What is required> What you return should be every record, retyped without a single change.

*****

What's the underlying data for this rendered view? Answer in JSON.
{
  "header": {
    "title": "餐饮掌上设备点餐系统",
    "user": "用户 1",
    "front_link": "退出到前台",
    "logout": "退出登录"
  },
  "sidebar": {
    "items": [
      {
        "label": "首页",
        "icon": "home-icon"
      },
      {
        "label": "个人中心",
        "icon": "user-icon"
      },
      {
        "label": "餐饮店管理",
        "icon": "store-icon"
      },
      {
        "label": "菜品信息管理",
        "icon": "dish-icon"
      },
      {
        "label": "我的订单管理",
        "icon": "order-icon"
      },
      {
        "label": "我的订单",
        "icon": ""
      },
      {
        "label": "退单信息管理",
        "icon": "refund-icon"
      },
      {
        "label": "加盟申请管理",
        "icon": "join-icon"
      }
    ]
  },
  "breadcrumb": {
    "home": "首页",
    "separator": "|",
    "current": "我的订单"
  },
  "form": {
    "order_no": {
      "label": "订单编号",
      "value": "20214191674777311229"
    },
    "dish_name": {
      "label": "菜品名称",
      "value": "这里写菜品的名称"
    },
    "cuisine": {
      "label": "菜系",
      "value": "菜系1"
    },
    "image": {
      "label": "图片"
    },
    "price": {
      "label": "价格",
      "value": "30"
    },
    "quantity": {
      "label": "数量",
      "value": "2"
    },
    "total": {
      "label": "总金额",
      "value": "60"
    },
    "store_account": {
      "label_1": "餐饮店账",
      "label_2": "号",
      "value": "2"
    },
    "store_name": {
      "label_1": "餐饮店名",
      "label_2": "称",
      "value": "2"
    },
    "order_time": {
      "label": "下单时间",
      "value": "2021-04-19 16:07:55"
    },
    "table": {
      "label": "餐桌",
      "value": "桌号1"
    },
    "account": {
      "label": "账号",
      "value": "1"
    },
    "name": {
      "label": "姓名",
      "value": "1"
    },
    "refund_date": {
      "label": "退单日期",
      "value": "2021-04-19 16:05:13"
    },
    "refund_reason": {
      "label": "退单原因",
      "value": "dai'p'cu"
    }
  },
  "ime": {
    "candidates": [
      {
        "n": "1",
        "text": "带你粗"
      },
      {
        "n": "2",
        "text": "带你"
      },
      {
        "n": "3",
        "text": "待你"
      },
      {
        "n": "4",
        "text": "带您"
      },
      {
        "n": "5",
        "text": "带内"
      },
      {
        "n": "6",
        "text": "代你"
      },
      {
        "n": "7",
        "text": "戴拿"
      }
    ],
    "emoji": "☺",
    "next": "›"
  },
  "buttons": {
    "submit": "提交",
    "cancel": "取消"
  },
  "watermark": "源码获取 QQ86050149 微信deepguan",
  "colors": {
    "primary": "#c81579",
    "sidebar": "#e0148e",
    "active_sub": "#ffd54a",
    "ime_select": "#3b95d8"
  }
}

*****

Exercise solution>
What's the underlying data for this rendered view? Answer in JSON.
{
  "header": {
    "title": "餐饮掌上设备点餐系统",
    "user": "用户 1",
    "front_link": "退出到前台",
    "logout": "退出登录"
  },
  "sidebar": {
    "items": [
      {
        "label": "首页",
        "icon": "home-icon"
      },
      {
        "label": "个人中心",
        "icon": "user-icon"
      },
      {
        "label": "餐饮店管理",
        "icon": "store-icon"
      },
      {
        "label": "菜品信息管理",
        "icon": "dish-icon"
      },
      {
        "label": "我的订单管理",
        "icon": "order-icon"
      },
      {
        "label": "我的订单",
        "icon": ""
      },
      {
        "label": "退单信息管理",
        "icon": "refund-icon"
      },
      {
        "label": "加盟申请管理",
        "icon": "join-icon"
      }
    ]
  },
  "breadcrumb": {
    "home": "首页",
    "separator": "|",
    "current": "我的订单"
  },
  "form": {
    "order_no": {
      "label": "订单编号",
      "value": "20214191674777311229"
    },
    "dish_name": {
      "label": "菜品名称",
      "value": "这里写菜品的名称"
    },
    "cuisine": {
      "label": "菜系",
      "value": "菜系1"
    },
    "image": {
      "label": "图片"
    },
    "price": {
      "label": "价格",
      "value": "30"
    },
    "quantity": {
      "label": "数量",
      "value": "2"
    },
    "total": {
      "label": "总金额",
      "value": "60"
    },
    "store_account": {
      "label_1": "餐饮店账",
      "label_2": "号",
      "value": "2"
    },
    "store_name": {
      "label_1": "餐饮店名",
      "label_2": "称",
      "value": "2"
    },
    "order_time": {
      "label": "下单时间",
      "value": "2021-04-19 16:07:55"
    },
    "table": {
      "label": "餐桌",
      "value": "桌号1"
    },
    "account": {
      "label": "账号",
      "value": "1"
    },
    "name": {
      "label": "姓名",
      "value": "1"
    },
    "refund_date": {
      "label": "退单日期",
      "value": "2021-04-19 16:05:13"
    },
    "refund_reason": {
      "label": "退单原因",
      "value": "dai'p'cu"
    }
  },
  "ime": {
    "candidates": [
      {
        "n": "1",
        "text": "带你粗"
      },
      {
        "n": "2",
        "text": "带你"
      },
      {
        "n": "3",
        "text": "待你"
      },
      {
        "n": "4",
        "text": "带您"
      },
      {
        "n": "5",
        "text": "带内"
      },
      {
        "n": "6",
        "text": "代你"
      },
      {
        "n": "7",
        "text": "戴拿"
      }
    ],
    "emoji": "☺",
    "next": "›"
  },
  "buttons": {
    "submit": "提交",
    "cancel": "取消"
  },
  "watermark": "源码获取 QQ86050149 微信deepguan",
  "colors": {
    "primary": "#c81579",
    "sidebar": "#e0148e",
    "active_sub": "#ffd54a",
    "ime_select": "#3b95d8"
  }
}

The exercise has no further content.